**REQUIRED WORK**
Which lines below hold the word "remove"? Copy all of them.

**Extracted records**
-- -- --

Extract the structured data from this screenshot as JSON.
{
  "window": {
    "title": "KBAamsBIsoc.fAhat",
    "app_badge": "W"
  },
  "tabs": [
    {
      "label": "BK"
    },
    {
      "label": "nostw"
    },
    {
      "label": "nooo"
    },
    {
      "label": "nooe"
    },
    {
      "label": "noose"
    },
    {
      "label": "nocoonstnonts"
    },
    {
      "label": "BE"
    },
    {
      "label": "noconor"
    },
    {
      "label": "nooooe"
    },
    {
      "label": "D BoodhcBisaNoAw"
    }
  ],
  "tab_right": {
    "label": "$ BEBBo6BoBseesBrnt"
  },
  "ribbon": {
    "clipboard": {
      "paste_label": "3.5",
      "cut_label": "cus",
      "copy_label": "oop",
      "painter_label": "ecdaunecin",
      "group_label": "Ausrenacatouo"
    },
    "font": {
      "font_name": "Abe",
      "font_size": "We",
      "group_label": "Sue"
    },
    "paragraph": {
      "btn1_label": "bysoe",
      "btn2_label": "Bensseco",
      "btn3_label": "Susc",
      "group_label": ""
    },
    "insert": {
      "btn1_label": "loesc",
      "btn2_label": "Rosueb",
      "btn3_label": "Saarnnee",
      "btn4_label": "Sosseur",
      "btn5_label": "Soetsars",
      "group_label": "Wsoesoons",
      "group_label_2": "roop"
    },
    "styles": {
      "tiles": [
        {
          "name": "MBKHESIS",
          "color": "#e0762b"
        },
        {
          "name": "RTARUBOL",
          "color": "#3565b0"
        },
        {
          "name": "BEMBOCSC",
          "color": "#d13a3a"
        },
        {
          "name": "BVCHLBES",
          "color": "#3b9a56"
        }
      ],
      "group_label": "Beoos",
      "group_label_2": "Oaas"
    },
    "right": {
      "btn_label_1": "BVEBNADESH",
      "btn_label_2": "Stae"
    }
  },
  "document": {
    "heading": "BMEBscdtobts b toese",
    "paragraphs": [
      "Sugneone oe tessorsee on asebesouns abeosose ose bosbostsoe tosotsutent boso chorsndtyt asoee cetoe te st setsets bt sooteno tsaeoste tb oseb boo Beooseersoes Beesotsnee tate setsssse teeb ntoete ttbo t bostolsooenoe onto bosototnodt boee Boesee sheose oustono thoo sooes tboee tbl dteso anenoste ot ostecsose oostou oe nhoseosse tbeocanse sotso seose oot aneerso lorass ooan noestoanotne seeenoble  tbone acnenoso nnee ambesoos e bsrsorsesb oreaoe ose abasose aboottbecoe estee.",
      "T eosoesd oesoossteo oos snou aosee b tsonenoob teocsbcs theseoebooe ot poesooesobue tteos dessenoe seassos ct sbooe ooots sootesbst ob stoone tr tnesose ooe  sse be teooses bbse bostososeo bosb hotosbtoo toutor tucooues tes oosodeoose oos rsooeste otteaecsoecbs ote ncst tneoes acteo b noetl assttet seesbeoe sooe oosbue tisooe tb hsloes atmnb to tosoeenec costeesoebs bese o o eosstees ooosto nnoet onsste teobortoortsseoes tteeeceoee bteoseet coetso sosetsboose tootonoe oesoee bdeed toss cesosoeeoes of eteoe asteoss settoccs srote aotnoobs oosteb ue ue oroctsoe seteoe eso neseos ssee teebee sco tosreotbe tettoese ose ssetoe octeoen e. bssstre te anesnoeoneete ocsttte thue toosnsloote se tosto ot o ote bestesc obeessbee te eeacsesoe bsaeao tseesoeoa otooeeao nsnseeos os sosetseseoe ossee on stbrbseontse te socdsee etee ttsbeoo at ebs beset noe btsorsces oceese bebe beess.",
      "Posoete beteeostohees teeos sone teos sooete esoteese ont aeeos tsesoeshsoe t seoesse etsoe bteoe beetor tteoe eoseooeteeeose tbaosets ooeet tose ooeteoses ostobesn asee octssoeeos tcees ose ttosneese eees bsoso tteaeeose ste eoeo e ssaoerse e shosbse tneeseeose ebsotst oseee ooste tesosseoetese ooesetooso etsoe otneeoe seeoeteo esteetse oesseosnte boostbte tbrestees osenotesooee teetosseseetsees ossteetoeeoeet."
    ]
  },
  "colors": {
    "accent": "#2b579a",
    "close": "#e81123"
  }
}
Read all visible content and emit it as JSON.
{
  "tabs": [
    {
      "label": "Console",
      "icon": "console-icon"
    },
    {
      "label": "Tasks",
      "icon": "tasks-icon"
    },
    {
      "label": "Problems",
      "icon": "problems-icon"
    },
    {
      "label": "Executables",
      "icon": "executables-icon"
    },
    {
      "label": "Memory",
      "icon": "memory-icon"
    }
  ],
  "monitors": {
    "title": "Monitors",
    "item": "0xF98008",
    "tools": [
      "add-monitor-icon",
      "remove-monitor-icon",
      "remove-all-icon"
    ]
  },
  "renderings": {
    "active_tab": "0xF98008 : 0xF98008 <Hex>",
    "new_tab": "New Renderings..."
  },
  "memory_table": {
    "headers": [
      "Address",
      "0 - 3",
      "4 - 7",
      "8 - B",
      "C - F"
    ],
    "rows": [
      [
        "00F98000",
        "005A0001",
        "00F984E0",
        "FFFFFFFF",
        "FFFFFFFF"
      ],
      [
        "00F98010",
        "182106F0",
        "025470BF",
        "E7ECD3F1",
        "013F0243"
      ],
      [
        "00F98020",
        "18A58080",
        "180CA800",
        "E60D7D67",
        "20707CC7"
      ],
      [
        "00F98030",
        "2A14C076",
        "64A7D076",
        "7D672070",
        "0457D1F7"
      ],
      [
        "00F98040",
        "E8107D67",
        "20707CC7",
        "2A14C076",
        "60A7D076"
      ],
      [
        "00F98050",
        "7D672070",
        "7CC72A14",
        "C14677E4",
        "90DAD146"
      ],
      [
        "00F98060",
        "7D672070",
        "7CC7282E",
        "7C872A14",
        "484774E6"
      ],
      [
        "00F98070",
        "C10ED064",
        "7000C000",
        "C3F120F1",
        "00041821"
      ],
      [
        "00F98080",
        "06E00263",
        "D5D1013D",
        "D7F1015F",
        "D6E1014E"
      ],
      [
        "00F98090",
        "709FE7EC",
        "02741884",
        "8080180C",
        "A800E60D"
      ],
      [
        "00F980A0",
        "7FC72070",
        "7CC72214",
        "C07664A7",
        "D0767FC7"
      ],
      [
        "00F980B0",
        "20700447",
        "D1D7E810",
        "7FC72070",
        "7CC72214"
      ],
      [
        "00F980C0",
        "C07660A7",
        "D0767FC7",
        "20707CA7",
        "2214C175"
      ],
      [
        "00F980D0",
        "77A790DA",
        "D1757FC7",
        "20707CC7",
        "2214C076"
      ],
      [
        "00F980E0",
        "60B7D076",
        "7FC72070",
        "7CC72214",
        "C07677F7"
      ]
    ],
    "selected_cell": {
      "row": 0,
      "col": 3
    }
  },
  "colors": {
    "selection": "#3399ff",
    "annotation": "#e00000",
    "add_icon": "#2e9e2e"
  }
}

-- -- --

**TASK SOLUTION**
      "remove-monitor-icon",
      "remove-all-icon"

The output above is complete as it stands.